Coating technology from other markets continues to advance OTF production and cost-effectiveness. Multi-functional mixers drawn from the food industry enable multiple products to be manufactured out of the same process footprint. New approaches in coating techniques are leading to more sophisticated OTF constructions. An example of this can be seen in the adhesive coating techniques utilized in the electronics market for enabling multi-lane simultaneous coating.3 Applying this technique to OTF manufacturing may enable the coating of incompatible materials, or synergistic chemistries, side by side without triggering any pre-dose reaction.
Packaging has commonly been a single-unit dosage format that accommodates one or two strips per pouch and enables product portability. It also allows for multiple count options to accommodate dispensing needs and regional requirements. However, a number of new, stable formats are emerging that maintain dose integrity while also offering a more cost-effective dispensing option that complies with stability and regulatory requirements.
The manufacturing flexibility of OTFs reduces capital requirements and capacity consumption. It also enables formulators to consider new options for delivery. Because these manufacturing approaches are also well understood and controlled, robust, efficient development can occur from bench to commercial scale.
The Future of OTFs
The application of OTFs now extends beyond traditional immediate release oral dosage forms. Development of topical films, probiotic strips, and controlled release products is a testament to the delivery format’s flexibility, proven robustness, and stability.4
The future of OTF formulation and processing is a direct reflection of evolving healthcare needs. Demographically, most established markets have aging populations that benefit from simple products that are easy to dispense and dose. As emerging markets require flexibility in the number of units dispensed at any given time and providers continue to look for options that can increase compliance, minimize dosage levels and frequency, and reduce costs, OTFs have increasingly become the solution to satisfy all of these needs. In addition, development teams are able to capitalize on the flexibility of OTFs by adapting the technology for their program.
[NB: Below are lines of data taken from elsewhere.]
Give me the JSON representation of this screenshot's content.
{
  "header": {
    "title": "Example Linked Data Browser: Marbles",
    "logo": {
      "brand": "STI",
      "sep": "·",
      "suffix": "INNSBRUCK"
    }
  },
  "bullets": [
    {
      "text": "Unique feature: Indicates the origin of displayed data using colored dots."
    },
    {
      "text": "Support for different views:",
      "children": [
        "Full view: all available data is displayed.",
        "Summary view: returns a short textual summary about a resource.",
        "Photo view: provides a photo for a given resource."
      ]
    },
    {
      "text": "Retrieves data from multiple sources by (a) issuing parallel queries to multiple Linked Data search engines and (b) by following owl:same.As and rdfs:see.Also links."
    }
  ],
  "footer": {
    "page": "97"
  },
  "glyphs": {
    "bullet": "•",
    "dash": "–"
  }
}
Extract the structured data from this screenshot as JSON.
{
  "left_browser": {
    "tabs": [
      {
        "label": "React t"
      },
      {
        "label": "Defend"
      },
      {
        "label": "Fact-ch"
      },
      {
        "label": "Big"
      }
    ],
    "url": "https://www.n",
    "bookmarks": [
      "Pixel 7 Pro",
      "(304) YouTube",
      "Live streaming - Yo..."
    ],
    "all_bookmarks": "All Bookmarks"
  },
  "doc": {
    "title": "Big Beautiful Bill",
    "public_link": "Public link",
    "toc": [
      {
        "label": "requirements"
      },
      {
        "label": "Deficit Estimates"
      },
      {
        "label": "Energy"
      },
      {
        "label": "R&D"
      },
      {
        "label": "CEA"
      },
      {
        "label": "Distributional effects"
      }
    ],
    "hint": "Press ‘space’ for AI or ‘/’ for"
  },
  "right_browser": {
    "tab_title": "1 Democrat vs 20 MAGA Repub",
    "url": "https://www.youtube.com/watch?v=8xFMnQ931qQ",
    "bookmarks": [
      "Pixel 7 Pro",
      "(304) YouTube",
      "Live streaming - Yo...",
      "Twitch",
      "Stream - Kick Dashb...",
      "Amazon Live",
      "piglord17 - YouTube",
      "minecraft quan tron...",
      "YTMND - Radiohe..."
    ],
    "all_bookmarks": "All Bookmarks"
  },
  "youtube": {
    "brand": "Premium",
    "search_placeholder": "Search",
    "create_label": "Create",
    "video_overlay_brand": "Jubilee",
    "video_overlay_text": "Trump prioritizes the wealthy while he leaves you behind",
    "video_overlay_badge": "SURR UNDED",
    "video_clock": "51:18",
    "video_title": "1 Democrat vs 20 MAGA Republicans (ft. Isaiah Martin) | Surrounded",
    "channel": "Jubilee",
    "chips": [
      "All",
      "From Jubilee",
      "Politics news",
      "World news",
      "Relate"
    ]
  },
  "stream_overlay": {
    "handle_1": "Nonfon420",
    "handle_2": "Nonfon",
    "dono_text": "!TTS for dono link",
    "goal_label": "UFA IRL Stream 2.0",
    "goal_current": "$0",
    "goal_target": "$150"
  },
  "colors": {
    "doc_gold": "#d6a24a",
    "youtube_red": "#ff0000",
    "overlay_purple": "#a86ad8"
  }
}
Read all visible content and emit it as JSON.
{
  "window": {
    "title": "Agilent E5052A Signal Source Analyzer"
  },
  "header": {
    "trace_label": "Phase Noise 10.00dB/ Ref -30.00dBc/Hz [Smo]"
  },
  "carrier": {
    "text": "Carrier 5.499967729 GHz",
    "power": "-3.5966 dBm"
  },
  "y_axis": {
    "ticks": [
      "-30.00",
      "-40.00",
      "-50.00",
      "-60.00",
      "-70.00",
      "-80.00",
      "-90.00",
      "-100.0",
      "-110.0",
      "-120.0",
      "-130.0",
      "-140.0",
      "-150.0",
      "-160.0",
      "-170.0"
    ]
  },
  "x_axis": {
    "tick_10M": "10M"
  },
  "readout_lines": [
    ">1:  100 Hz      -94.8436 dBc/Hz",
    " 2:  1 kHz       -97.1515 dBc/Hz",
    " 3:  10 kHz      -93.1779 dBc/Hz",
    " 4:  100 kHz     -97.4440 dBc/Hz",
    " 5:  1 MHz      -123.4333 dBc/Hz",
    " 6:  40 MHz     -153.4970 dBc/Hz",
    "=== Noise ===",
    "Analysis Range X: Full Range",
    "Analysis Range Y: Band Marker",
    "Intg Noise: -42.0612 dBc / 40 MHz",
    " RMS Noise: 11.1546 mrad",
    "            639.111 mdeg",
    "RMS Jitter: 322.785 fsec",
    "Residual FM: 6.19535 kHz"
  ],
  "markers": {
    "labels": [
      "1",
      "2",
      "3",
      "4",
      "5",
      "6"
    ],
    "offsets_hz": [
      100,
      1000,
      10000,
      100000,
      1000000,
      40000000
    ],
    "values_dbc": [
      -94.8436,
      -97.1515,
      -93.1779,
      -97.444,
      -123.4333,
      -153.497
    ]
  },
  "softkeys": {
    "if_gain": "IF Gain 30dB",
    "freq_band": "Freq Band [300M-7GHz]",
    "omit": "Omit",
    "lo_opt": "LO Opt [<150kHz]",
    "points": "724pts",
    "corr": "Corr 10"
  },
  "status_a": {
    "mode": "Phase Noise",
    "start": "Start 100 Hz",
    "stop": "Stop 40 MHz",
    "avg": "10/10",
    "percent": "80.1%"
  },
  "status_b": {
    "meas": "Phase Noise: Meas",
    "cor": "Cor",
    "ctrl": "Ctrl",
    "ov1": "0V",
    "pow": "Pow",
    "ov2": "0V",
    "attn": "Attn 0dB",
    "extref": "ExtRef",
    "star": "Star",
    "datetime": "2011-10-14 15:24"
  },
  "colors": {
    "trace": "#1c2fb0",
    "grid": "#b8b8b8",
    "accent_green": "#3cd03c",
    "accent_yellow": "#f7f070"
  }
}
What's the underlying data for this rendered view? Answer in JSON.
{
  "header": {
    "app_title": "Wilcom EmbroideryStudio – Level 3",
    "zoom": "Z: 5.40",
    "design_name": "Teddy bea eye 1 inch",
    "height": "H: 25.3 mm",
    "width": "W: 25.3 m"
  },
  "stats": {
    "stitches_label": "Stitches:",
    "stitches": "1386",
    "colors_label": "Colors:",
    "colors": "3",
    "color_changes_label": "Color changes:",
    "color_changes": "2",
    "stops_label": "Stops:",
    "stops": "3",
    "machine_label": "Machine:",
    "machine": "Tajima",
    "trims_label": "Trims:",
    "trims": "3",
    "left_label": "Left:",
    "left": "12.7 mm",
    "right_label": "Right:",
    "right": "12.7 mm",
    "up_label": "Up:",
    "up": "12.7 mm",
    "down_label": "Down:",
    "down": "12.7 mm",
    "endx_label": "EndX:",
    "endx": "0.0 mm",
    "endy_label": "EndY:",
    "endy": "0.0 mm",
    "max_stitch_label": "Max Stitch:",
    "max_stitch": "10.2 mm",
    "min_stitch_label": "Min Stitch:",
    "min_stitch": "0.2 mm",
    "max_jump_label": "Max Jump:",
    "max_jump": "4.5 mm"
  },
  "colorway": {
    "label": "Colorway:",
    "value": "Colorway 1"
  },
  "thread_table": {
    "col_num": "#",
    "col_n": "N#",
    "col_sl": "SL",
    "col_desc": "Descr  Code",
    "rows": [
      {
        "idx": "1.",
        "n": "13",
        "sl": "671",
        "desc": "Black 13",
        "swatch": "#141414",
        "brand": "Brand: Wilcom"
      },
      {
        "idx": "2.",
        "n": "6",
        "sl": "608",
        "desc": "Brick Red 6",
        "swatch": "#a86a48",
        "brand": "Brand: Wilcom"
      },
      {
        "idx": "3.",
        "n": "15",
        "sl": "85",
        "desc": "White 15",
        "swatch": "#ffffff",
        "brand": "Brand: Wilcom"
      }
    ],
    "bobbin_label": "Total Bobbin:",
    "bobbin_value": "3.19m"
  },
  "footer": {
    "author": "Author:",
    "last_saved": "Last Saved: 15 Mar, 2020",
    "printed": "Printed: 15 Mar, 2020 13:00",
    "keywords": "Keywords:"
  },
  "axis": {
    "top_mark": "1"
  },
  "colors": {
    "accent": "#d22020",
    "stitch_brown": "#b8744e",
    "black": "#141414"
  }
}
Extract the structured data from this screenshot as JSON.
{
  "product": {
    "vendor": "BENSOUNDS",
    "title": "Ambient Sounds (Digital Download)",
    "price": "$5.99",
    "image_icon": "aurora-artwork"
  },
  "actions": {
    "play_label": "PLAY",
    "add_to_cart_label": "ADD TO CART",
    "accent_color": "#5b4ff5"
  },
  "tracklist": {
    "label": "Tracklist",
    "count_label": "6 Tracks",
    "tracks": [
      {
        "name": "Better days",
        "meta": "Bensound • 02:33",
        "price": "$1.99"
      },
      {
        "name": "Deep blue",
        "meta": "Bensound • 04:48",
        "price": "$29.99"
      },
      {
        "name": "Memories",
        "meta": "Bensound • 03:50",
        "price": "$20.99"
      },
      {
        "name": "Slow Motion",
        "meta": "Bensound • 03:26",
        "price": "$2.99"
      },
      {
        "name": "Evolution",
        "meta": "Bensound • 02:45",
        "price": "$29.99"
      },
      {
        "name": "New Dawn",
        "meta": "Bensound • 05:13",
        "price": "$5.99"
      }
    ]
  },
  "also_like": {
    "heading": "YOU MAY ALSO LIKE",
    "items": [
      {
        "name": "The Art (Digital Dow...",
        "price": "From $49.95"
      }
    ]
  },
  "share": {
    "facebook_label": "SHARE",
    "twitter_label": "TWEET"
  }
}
Barnhart is technical director and Sloboda is business manager at ARx LLC. Reach them at firstname.lastname@example.org or (717) 227-3206 and email@example.com or (717) 227-3326.
- In-PharmaTechnologist.com. Novartis launches first systemic OTC in film strip format. Available at: www.in-pharmatechnologist.com/Materials-Formulation/Novartis-launches-first-systemic-OTC-in-film-strip-format. Accessed February 14, 2010.
- Van Arnum P. Pediatric formulations: technical and regulatory considerations. PharmTech.com website. Available at: http://pharmtech.findpharma.com/pharmtech/Formulation+Article/Pediatric-Formulations-Technical-and-Regulatory-Co/ArticleStandard/Article/detail/615617. Accessed February 14, 2010.
- Greb E. Are orally dissolving strips easy for manufacturers to swallow? PharmTech.com website. Available at: http://pharmtech.findpharma.com/ pharmtech/Article/Are-Orally-Dissolving-Strips-Easy-for-Manufacturer/ArticleStandard/Article/detail/576124. Accessed February 14, 2010.
- PR Newswire. Ganeden Biotech introduces the first probiotic thin strip. PR Newswire website. Available at: http://news.prnewswire.com/ViewContent. aspx?ACCT=109&STORY=/www/story/09-15-2009/0005094056&EDATE=. Accessed February 14, 2010.